_WHAT TO DO_: Nothing but a number should be returned: the count of lines in the records that contain "genre".

_SUPPLIED MATERIAL_:
• • • •

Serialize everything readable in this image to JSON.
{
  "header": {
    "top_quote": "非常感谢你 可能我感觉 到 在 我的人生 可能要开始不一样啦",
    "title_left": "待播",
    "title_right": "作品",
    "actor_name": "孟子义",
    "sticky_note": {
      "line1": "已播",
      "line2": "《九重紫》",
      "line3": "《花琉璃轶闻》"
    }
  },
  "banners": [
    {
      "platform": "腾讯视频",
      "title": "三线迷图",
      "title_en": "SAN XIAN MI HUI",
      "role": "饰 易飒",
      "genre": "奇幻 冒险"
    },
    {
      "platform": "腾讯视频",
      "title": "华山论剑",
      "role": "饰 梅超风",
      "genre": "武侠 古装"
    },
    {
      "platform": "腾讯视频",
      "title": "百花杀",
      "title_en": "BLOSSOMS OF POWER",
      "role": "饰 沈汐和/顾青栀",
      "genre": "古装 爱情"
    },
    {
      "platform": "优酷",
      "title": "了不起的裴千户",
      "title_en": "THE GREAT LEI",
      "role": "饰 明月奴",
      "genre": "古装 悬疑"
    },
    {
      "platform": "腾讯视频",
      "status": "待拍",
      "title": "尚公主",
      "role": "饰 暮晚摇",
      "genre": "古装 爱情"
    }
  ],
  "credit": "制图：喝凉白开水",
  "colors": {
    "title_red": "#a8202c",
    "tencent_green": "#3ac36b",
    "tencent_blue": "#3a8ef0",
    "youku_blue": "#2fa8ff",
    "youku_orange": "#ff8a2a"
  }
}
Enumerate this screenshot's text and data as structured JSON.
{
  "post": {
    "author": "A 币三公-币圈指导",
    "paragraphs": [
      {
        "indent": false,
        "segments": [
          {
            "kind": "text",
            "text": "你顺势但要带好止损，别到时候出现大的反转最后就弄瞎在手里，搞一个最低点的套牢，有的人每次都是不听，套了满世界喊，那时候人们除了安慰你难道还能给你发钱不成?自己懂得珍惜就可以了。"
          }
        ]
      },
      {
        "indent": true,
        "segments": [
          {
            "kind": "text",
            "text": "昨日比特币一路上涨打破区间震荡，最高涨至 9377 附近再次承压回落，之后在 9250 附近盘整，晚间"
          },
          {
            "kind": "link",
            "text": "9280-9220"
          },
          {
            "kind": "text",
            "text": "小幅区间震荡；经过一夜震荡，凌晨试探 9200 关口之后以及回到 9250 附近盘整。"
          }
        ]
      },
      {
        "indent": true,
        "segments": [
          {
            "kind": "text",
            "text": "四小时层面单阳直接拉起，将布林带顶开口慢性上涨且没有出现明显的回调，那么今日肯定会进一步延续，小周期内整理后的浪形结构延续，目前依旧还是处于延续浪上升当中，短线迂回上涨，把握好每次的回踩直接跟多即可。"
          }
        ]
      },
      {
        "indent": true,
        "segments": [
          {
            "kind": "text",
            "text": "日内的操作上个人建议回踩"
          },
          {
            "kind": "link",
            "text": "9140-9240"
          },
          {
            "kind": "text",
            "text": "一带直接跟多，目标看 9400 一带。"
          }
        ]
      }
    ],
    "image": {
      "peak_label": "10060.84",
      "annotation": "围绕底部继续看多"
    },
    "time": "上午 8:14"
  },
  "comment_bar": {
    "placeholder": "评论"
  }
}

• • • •

_SOLUTION TO THE EXERCISE_: 5